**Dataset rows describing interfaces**

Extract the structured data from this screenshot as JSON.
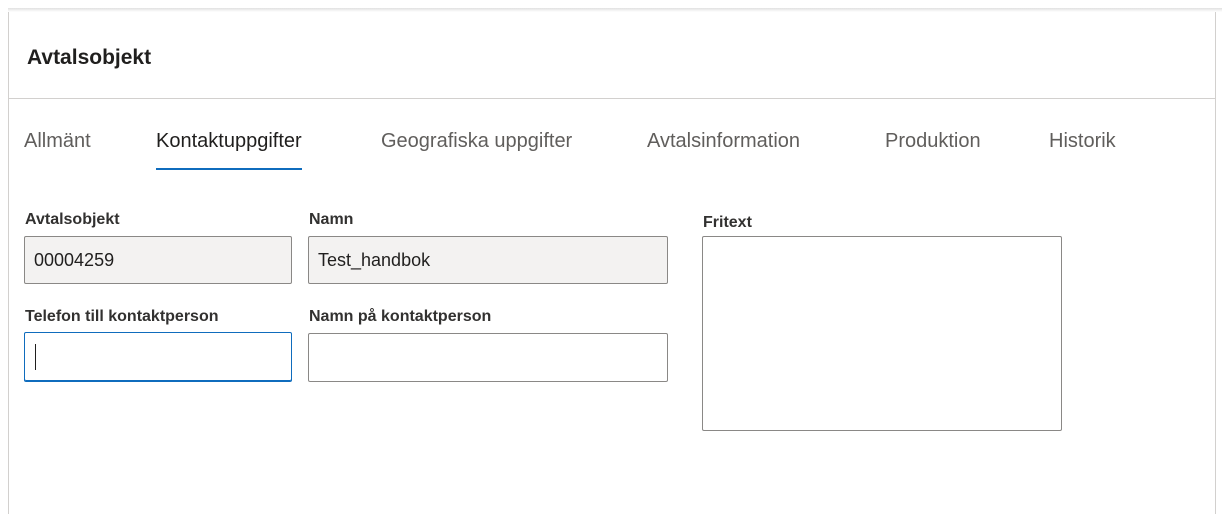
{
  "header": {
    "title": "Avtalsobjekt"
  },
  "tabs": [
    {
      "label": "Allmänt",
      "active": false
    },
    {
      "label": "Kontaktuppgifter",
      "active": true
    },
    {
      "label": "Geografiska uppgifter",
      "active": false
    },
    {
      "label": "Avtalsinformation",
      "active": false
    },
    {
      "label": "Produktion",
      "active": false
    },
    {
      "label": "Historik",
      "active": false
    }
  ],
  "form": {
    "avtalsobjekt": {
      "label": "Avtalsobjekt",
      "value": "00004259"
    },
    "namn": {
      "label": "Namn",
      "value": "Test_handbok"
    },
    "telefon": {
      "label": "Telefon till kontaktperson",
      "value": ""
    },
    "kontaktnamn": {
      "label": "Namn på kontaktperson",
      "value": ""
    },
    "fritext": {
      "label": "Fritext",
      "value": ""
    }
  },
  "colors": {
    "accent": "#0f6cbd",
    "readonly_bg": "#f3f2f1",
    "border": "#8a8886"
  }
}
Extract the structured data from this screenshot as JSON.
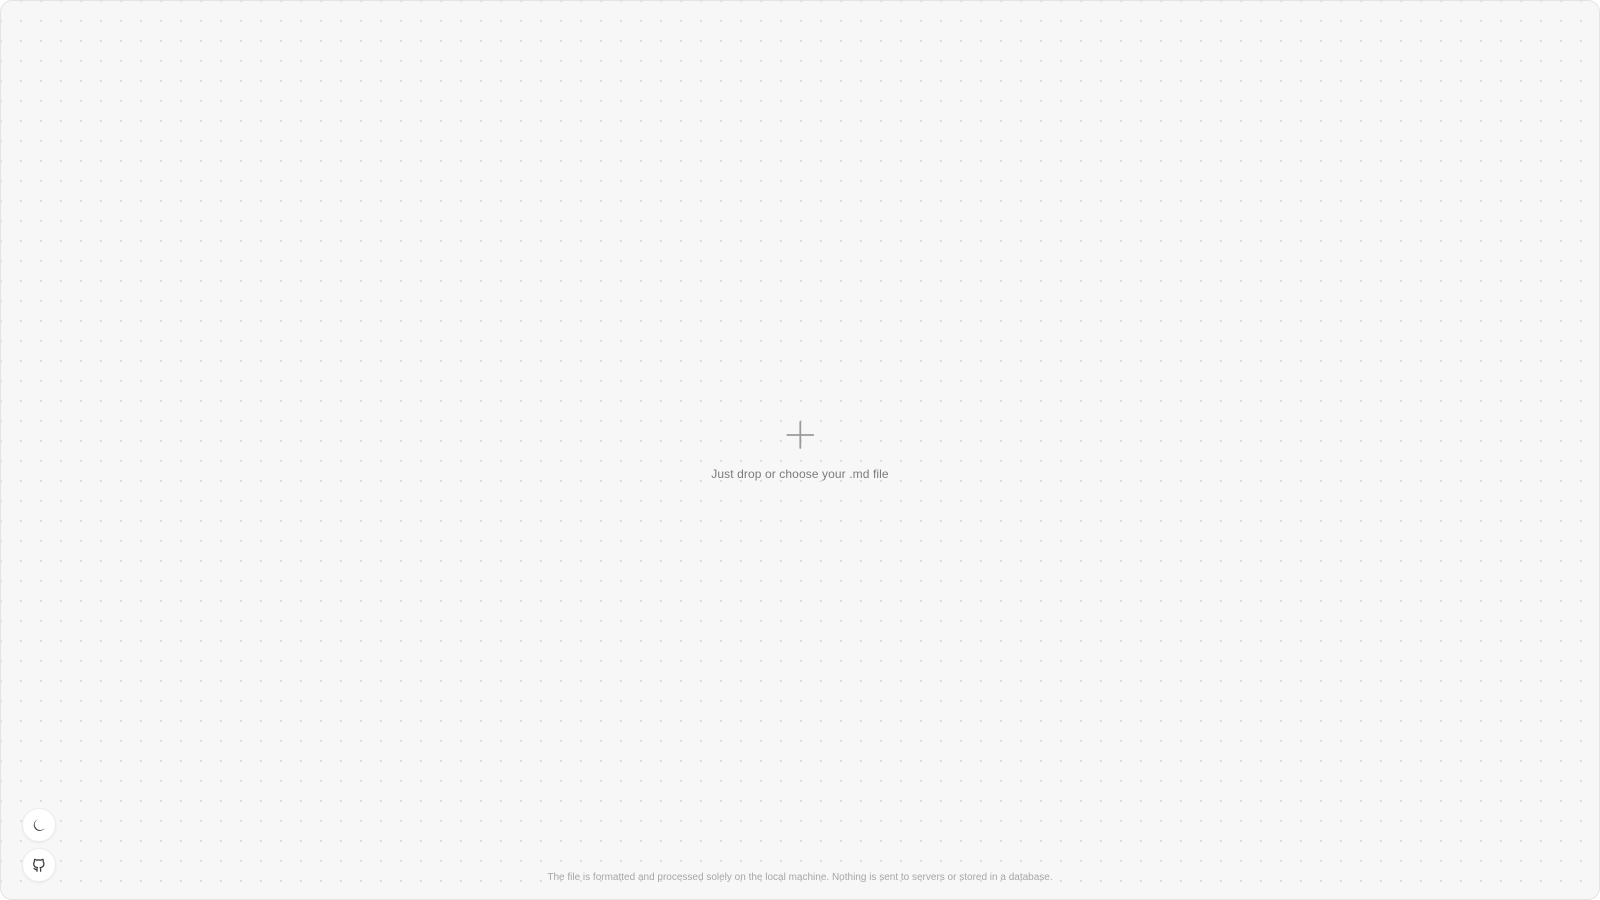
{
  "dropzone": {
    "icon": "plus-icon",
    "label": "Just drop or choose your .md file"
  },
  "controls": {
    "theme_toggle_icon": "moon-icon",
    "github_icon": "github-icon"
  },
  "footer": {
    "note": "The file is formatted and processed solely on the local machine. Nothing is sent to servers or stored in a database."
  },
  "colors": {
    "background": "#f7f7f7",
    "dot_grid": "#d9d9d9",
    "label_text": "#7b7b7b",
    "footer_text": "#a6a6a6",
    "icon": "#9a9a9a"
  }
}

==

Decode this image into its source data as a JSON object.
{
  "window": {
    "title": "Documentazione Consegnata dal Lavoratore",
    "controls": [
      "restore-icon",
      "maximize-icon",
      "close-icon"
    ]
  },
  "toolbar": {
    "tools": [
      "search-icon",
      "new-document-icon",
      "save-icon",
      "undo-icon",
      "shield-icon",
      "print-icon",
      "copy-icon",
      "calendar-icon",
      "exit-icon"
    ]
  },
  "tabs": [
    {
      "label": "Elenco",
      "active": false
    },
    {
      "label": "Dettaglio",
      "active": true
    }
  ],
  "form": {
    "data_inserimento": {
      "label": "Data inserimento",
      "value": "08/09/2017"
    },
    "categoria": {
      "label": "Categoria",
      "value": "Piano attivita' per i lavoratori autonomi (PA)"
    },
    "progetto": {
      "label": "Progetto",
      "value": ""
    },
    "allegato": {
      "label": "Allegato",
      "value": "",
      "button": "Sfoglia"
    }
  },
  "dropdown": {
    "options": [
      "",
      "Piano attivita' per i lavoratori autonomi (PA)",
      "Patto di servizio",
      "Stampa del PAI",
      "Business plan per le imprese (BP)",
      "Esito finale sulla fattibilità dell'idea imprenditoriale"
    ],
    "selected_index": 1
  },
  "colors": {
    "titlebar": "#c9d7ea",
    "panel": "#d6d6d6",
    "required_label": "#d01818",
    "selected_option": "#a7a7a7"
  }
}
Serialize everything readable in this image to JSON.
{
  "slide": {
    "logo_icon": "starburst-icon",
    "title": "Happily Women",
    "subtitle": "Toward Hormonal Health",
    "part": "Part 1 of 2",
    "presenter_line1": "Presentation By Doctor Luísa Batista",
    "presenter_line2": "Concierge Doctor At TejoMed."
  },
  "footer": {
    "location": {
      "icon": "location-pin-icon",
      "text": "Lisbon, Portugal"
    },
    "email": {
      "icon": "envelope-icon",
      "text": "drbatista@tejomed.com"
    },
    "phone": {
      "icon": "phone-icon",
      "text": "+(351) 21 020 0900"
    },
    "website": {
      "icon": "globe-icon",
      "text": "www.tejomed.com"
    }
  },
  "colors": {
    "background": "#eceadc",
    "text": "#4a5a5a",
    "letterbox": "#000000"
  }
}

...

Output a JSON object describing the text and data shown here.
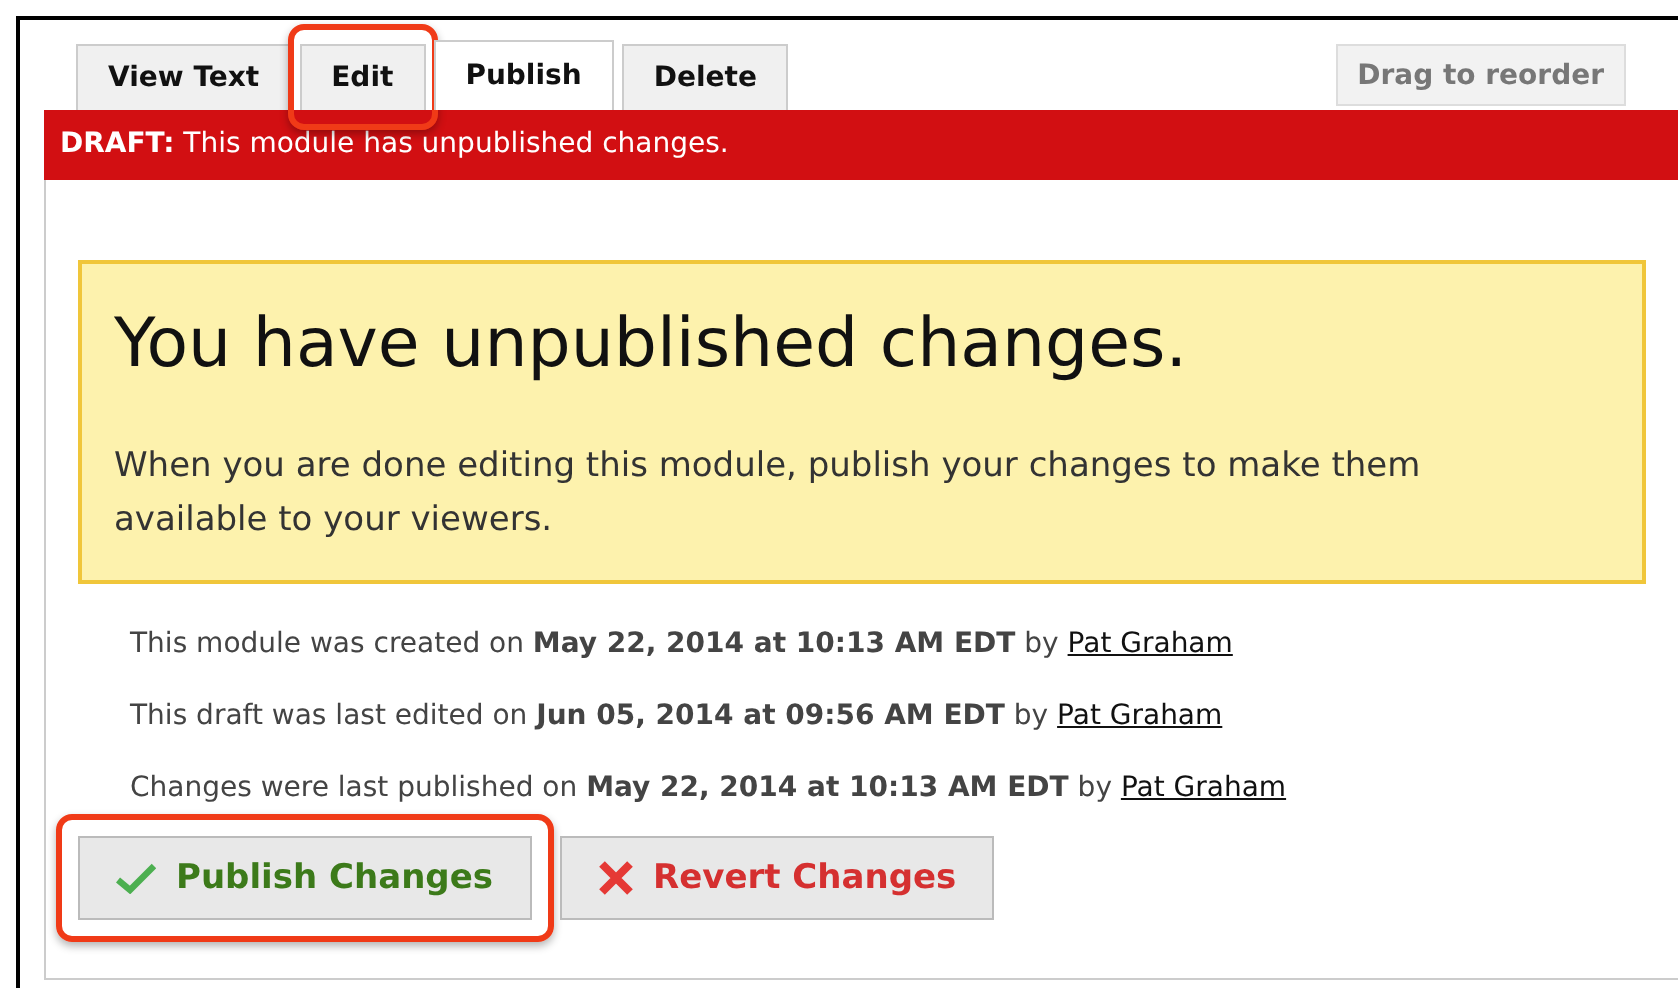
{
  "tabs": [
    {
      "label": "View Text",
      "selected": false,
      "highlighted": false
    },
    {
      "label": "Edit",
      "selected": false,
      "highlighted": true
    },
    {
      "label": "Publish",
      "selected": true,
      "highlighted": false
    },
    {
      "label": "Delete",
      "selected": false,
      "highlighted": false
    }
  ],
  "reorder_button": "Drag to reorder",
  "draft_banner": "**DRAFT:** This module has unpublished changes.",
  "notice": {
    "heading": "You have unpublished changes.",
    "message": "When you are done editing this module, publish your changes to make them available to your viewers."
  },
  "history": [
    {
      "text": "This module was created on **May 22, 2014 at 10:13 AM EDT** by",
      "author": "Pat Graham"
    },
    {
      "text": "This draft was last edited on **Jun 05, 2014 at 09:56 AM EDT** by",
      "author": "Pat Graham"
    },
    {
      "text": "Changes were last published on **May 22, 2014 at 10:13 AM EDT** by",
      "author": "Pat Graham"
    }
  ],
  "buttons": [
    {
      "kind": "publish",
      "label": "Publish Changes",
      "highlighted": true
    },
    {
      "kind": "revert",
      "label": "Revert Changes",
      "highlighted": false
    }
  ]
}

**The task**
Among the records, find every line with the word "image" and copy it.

**Written answer**
Decode this image into its source data as a JSON object.
Serialize everything readable in this image to JSON.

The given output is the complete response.